Material provided:
+===+

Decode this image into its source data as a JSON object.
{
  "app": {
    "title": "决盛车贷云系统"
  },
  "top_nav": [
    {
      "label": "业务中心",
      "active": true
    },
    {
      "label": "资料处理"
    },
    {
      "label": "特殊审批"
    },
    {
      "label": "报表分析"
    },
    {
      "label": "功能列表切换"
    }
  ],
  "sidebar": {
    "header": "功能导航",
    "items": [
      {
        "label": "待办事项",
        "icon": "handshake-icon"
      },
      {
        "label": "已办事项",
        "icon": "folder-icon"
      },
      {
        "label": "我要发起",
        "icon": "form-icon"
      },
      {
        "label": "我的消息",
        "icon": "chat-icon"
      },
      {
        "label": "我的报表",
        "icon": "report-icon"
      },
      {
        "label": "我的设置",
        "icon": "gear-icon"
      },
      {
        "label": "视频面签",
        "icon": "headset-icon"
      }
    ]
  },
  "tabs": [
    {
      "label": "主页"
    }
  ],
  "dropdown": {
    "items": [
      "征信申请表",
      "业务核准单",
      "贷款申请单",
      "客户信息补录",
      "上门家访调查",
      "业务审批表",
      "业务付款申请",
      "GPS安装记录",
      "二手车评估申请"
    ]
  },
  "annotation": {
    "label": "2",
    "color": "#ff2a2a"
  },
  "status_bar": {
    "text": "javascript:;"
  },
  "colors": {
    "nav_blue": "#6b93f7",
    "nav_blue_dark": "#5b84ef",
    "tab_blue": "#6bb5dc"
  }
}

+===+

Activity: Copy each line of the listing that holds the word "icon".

Response to the exercise:
        "icon": "handshake-icon"
        "icon": "folder-icon"
        "icon": "form-icon"
        "icon": "chat-icon"
        "icon": "report-icon"
        "icon": "gear-icon"
        "icon": "headset-icon"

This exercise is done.